Black Jack, the middle Blackthorn brother, is a secret operative for the crown, mainly handling their dirty jobs. This time he's assigned a mission that will test his believes and loyalties: find and eliminate his former mentor, Sinjon, who has run loose with some very dangerous secrets in hand. There's further complication in that Jack had an affair in the past with Sinjon's daughter, Tess, which ended abruptly after her brother's death. Tess is not your typical romance heroine: she has been trained in espinage & intelligence by her father, a master of the art. Their initial meeting is fraught with suspicion, distrust & desire.
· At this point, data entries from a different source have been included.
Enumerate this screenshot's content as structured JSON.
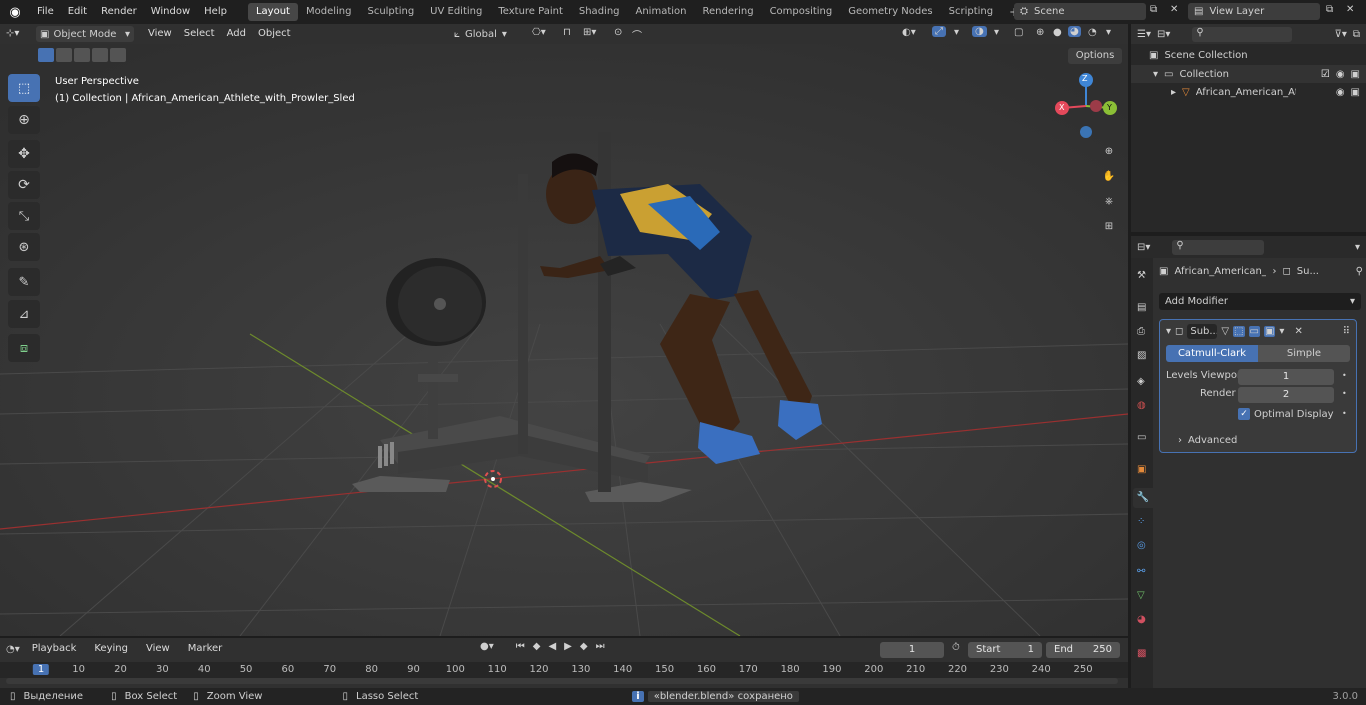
{
  "menus": [
    "File",
    "Edit",
    "Render",
    "Window",
    "Help"
  ],
  "workspaces": [
    "Layout",
    "Modeling",
    "Sculpting",
    "UV Editing",
    "Texture Paint",
    "Shading",
    "Animation",
    "Rendering",
    "Compositing",
    "Geometry Nodes",
    "Scripting"
  ],
  "scene": {
    "label": "Scene",
    "view_layer": "View Layer"
  },
  "viewport": {
    "mode": "Object Mode",
    "menus": [
      "View",
      "Select",
      "Add",
      "Object"
    ],
    "orientation": "Global",
    "options": "Options",
    "overlay_title": "User Perspective",
    "overlay_sub": "(1) Collection | African_American_Athlete_with_Prowler_Sled",
    "gizmo": {
      "x": "X",
      "y": "Y",
      "z": "Z"
    }
  },
  "outliner": {
    "items": [
      "Scene Collection",
      "Collection",
      "African_American_Athlet"
    ]
  },
  "properties": {
    "breadcrumb_obj": "African_American_At...",
    "breadcrumb_mod": "Su...",
    "add_modifier": "Add Modifier",
    "modifier_name": "Sub...",
    "tab_catmull": "Catmull-Clark",
    "tab_simple": "Simple",
    "levels_label": "Levels Viewpor",
    "levels_value": "1",
    "render_label": "Render",
    "render_value": "2",
    "optimal": "Optimal Display",
    "advanced": "Advanced"
  },
  "timeline": {
    "menus": [
      "Playback",
      "Keying",
      "View",
      "Marker"
    ],
    "current": "1",
    "start_label": "Start",
    "start": "1",
    "end_label": "End",
    "end": "250",
    "ruler": [
      "1",
      "10",
      "20",
      "30",
      "40",
      "50",
      "60",
      "70",
      "80",
      "90",
      "100",
      "110",
      "120",
      "130",
      "140",
      "150",
      "160",
      "170",
      "180",
      "190",
      "200",
      "210",
      "220",
      "230",
      "240",
      "250"
    ]
  },
  "status": {
    "select": "Выделение",
    "box": "Box Select",
    "zoom": "Zoom View",
    "lasso": "Lasso Select",
    "message": "«blender.blend» сохранено",
    "version": "3.0.0"
  },
  "colors": {
    "accent": "#4772b3",
    "x_axis": "#e4495b",
    "y_axis": "#8bbf36",
    "z_axis": "#3f86d6",
    "header": "#303030"
  }
}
Can they overcome their differences and have the future they once hoped they could have together? Or will Jack obey his orders and kill her father, destroying what exists between them as well?
The premise I admit, sounded perfect to me: a dark, brooding hero, a fiesty heroine, a past that bounds them together and distrust along with opposing goals to keep them apart. Unfortunately, the story never took off. While the first 100 or pages were quite intriguing, my main problem is that Jack and Tess pretty much come to an understanding and HFN (=Happy For Now) at the end of those 120-150 pages and then the suspense and action took the lead seat for almost 50 pages before the ending. Had I expected this to be more in the lines of romantic suspense than romance per se, I wouldn't be so disappointed I believe. However, I did expect a more prominent romantic element and this one didn't deliver. Plus, Jack is supposed to be dark and brooding, the black sheep of the family; He simply wasn't. He was not lighthearted and funny like Puck, I'll give you that, but he wasn't particularly brooding either, more or less like Beau in the first book.
So lack of tension (after the beginning) between the leading characters, lack of humor, lack of angst and darkness, make this a very middle of the road and forgettable romance in the end. Though I really enjoyed the first book of the trilogy The Taming of the Rake for its easygoing and slightly humorous style, I don't seem to enjoy Ms Michaels attempts at something darker; darkness more often than not, requires an edge, a palpable tension and taking risks with your heroes rather than having them act properly/kindly all the time and I don't see this author doing that (at least in her last two books). So, I think I'll stick with Anne Stuart, Elizabeth Hoyt, Lorraine Heath and Julia London when in need of something dark to read in the future.ARC provided by NetGalley